I am having trouble where to start an attempt at sketching the Bode plot for the following transfer function: I know I need to rewrite it into its proper form, making both the lowest-order term in the numerator and denominator unity... but the denominator is what's throwing me off. If I keep all of the terms separate in the denominator, how can I find the poles of the transfer function?

You need to calculate the roots of numerator and denominator.

For the numerator you have $(s^2+s+1)=0 \Leftrightarrow s_{n_{1,2}}=-\frac{1}{2} \pm j\sqrt{\frac{3}{4}}$

For the denominator you have $(s+1) =0 \Leftrightarrow s_{d_{1}}=-1$ as well as $$(2 s^2+1) =0 \\ \Leftrightarrow s^2=- {\frac{1}{2}}\\ \Leftrightarrow s_{d_{2,3}}=\pm j\sqrt{\frac{1}{2}}$$ because a product is zero if one or more of its factors are zero.

Therefore your transfer function is $$W(s)=\frac{(s-s_{n_{1}}) \cdot (s-s_{n_{2}})}{(s-s_{d_{1}})\cdot(s-s_{d_{2}})(s-s_{d_{3}})}$$

Here is a picture of what the bode plot should look like (sorry for just using Matlab instead of drawing by hand): Please note that the transfer function drops with 20dB/decade after the resonance.

As for the resonance: @Mario has explained very well that you see a resonance peak because of the complex conjugated pole pair on the imaginary axis. Because it is in the denominator, the peak points upwards. As there is no dampening (the peak is on the imaginary axis), you get an arbitrary high value.

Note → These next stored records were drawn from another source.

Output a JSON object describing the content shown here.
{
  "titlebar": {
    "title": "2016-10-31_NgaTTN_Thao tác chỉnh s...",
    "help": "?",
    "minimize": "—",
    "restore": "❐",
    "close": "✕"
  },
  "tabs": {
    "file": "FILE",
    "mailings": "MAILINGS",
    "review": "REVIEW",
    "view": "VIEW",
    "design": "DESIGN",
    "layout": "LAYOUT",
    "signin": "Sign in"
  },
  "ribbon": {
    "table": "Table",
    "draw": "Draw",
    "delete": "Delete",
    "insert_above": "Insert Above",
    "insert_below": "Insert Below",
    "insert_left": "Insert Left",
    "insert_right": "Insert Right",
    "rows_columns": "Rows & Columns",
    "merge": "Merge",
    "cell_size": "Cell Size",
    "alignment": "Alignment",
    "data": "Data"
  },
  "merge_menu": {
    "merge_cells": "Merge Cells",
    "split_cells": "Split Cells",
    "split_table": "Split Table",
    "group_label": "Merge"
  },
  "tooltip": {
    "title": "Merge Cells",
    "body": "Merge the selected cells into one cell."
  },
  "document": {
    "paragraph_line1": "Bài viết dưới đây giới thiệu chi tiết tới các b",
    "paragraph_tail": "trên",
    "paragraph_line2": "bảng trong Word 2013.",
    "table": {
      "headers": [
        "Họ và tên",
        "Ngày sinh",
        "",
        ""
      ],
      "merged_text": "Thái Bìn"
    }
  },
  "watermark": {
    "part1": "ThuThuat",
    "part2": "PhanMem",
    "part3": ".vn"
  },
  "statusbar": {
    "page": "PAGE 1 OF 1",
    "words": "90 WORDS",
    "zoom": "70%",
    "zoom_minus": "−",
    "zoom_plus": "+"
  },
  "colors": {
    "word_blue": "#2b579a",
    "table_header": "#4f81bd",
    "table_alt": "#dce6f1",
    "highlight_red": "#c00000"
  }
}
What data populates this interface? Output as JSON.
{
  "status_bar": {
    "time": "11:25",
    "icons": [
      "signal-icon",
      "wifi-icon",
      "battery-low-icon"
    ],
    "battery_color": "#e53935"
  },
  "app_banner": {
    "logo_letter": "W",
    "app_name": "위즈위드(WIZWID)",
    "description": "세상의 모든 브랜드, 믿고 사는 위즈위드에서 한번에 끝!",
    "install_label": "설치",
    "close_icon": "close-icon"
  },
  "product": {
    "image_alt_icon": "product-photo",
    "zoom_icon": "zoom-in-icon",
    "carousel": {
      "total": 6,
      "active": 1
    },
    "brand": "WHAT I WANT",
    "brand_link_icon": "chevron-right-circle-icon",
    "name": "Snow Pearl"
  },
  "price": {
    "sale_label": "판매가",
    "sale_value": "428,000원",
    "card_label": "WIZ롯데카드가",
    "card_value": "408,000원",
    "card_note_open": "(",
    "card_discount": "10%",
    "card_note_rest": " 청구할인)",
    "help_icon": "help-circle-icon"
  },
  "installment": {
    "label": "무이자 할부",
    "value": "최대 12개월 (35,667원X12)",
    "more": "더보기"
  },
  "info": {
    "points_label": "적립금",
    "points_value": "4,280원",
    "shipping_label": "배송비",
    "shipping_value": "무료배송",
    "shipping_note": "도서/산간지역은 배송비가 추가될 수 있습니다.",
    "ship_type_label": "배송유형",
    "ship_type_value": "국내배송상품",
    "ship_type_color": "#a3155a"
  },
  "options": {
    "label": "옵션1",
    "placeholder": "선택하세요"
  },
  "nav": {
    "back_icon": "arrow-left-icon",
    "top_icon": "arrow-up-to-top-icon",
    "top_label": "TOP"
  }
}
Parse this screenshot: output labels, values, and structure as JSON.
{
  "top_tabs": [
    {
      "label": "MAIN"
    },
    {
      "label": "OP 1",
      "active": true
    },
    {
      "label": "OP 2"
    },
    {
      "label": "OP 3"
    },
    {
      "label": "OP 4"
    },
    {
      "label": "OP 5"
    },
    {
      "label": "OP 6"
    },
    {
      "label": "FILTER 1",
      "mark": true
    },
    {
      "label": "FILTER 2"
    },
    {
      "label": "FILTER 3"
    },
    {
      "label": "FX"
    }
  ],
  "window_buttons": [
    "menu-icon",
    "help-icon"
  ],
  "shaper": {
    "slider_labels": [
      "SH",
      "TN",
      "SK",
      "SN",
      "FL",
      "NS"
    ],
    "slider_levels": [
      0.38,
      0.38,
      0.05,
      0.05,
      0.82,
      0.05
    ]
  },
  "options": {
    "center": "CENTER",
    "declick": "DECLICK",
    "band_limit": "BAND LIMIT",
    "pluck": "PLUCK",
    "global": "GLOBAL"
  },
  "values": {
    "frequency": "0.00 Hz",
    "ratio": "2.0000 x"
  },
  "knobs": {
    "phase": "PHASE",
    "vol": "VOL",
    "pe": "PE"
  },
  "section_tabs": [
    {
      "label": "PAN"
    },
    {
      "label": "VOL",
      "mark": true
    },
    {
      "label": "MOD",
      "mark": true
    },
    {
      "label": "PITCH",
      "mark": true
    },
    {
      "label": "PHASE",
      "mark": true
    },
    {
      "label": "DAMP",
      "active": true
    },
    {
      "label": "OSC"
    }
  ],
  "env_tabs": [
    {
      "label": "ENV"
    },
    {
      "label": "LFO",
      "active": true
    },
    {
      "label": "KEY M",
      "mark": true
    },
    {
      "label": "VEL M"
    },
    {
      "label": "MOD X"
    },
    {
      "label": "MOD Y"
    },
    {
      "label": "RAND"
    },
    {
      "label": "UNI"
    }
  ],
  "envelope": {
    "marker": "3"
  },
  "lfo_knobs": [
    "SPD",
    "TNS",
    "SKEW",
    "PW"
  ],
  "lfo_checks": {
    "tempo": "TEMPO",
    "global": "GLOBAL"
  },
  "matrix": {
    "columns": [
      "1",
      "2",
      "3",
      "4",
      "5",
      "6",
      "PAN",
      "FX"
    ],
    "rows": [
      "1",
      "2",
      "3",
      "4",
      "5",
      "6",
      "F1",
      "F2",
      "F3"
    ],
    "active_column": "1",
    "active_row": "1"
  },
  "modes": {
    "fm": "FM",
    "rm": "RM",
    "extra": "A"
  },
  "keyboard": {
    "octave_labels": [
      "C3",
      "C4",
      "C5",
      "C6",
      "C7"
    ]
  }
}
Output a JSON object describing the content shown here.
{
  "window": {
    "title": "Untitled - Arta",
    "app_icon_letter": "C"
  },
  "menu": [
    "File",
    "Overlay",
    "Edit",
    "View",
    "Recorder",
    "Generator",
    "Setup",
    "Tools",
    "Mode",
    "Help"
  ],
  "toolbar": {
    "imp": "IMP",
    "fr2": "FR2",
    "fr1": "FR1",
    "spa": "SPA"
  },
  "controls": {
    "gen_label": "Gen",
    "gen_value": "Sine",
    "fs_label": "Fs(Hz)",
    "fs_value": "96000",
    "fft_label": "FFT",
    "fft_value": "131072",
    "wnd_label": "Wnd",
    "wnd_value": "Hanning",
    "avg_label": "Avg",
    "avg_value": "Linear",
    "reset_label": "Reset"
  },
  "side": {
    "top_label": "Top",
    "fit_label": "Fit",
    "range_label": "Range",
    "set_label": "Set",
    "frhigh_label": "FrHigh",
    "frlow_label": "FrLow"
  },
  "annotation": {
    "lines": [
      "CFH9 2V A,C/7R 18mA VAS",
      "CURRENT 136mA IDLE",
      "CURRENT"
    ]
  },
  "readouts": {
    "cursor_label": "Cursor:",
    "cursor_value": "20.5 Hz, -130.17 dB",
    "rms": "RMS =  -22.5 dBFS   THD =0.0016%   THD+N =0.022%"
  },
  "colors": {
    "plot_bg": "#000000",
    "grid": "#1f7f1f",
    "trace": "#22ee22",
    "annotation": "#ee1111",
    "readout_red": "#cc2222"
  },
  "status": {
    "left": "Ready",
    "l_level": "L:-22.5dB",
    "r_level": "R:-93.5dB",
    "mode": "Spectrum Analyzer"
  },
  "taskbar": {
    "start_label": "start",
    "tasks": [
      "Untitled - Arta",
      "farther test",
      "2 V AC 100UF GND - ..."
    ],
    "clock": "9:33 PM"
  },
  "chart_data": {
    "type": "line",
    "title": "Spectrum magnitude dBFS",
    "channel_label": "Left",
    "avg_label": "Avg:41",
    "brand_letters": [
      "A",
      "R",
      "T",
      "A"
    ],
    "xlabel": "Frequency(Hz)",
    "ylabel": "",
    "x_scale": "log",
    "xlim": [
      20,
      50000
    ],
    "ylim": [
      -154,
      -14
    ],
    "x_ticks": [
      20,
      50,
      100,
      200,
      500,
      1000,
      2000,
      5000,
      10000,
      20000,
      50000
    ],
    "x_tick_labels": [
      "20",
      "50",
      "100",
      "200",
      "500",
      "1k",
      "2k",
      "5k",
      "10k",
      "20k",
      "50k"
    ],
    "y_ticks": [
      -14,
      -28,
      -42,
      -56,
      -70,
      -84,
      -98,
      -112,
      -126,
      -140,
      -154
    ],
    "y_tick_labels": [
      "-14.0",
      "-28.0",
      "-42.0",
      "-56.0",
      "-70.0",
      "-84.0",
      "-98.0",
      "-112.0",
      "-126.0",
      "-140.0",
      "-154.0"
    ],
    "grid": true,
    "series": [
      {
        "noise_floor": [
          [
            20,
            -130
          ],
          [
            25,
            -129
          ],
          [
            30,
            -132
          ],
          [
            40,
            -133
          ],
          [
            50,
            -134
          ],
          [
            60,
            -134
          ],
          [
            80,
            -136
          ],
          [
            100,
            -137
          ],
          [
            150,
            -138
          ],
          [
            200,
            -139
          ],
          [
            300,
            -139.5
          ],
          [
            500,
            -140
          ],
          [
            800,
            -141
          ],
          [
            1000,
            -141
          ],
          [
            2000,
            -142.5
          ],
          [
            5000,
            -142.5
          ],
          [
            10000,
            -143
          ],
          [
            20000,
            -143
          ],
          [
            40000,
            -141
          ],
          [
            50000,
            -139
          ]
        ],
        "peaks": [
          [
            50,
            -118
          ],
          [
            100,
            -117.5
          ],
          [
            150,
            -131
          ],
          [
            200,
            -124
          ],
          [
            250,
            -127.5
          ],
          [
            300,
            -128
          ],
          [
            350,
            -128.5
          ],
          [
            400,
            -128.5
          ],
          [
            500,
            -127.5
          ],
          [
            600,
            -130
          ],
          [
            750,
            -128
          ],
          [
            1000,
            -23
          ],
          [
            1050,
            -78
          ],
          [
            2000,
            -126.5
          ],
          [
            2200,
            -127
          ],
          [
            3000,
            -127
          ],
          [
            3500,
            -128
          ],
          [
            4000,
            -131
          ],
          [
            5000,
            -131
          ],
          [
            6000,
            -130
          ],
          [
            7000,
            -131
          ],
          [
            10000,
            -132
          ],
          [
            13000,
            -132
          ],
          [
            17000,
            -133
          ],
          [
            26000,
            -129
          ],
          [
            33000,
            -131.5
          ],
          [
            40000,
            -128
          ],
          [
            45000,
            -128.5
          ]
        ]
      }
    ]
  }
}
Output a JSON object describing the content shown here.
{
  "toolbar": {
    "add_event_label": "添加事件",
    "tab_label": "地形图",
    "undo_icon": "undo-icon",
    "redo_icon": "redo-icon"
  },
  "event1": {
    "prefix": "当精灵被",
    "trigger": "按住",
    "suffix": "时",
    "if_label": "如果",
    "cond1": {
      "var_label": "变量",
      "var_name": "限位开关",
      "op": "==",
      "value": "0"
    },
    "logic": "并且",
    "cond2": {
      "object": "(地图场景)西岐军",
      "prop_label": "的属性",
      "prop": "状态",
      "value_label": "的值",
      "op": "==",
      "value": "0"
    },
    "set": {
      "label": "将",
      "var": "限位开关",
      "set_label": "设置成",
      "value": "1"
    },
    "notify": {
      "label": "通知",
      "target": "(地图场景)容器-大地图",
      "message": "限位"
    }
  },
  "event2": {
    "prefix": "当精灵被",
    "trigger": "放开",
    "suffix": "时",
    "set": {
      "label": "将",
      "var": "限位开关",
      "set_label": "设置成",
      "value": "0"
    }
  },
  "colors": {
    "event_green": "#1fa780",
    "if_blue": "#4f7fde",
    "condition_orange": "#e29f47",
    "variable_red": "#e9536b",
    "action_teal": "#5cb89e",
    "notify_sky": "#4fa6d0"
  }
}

• Matlab is not a lot of use when there's an infinite resonance. The OP says 'sketch'.
– Chu
Commented Jun 29, 2016 at 10:48
• Agreed, but with the poles and zeros that close together, sketching this bode plot is also hard to get right. You are welcome to create a sketch and add it as an answer. The question also says that finding the poles gave the author difficulties. I merely added the figure because it was little extra work and might help to start the sketch. After all, it is correct for all points except the resonance frequency. I'm looking forward to see how you will sketch an infinite value.
– cx05
Commented Jun 29, 2016 at 11:12

The poles can be found by checking where denominator becomes zero.

In this case you have a product of two terms and if one of them is zero the whole expression is zero.

(1+s) == 0 results in s = -1

(1 + 2 s^2) == 0 results in s = $\pm j/\sqrt 2$

The complex conjugate pair indicates that you have resonance. It will appear as a peak in your bode plot

Solve for numerator = 0 (for zeros) and denominator = 0 (for poles). For a pole-zero diagram, plot the imaginary values to the y-axis and the real values to the x-axis.

I use Mathcad to do so, but you could do it by hand of course.